Examine each line of the data, and copy the ones containing "legend".

-- MATERIAL PROVIDED follows --

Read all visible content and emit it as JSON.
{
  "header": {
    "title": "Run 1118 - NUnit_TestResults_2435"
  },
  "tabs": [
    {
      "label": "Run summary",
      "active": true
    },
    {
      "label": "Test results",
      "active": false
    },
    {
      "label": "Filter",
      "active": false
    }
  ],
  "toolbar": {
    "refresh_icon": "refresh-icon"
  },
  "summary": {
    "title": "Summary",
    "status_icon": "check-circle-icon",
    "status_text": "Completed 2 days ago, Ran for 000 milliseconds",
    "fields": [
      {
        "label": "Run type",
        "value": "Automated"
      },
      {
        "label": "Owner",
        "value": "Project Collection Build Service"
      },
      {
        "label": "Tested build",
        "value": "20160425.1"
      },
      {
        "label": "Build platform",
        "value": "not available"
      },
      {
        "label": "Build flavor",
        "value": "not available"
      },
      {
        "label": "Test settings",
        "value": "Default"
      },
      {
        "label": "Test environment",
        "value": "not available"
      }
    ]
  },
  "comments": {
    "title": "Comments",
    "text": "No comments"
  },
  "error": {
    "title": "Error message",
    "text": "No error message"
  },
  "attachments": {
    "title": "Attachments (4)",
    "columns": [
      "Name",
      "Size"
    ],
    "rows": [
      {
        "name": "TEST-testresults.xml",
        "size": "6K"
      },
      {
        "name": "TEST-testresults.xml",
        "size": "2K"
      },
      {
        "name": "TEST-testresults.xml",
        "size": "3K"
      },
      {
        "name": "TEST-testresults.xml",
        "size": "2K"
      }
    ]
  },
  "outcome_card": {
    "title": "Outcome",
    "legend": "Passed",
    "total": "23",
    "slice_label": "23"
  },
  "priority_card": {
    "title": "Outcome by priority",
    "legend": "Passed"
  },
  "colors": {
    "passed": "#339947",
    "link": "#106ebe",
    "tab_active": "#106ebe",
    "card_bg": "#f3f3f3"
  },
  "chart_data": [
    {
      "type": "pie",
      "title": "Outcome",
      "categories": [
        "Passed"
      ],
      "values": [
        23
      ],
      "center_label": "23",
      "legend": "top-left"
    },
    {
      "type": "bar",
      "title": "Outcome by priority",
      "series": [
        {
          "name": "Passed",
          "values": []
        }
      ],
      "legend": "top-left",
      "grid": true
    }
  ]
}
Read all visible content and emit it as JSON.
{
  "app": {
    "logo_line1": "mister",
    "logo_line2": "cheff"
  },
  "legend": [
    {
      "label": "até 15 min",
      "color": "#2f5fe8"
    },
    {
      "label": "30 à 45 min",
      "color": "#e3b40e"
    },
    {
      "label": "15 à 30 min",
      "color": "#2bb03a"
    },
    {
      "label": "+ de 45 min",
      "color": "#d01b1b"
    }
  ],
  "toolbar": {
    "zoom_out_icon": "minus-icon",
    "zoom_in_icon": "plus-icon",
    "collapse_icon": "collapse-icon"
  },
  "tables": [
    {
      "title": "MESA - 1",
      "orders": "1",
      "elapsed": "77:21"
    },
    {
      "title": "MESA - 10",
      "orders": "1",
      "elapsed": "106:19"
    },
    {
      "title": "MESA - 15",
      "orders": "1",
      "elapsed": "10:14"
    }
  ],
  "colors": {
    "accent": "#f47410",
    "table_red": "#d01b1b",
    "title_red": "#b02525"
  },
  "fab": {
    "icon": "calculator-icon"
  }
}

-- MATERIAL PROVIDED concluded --

_EXERCISE SOLUTION_:
    "legend": "Passed",
    "legend": "Passed"
      "legend": "top-left"
      "legend": "top-left",
  "legend": [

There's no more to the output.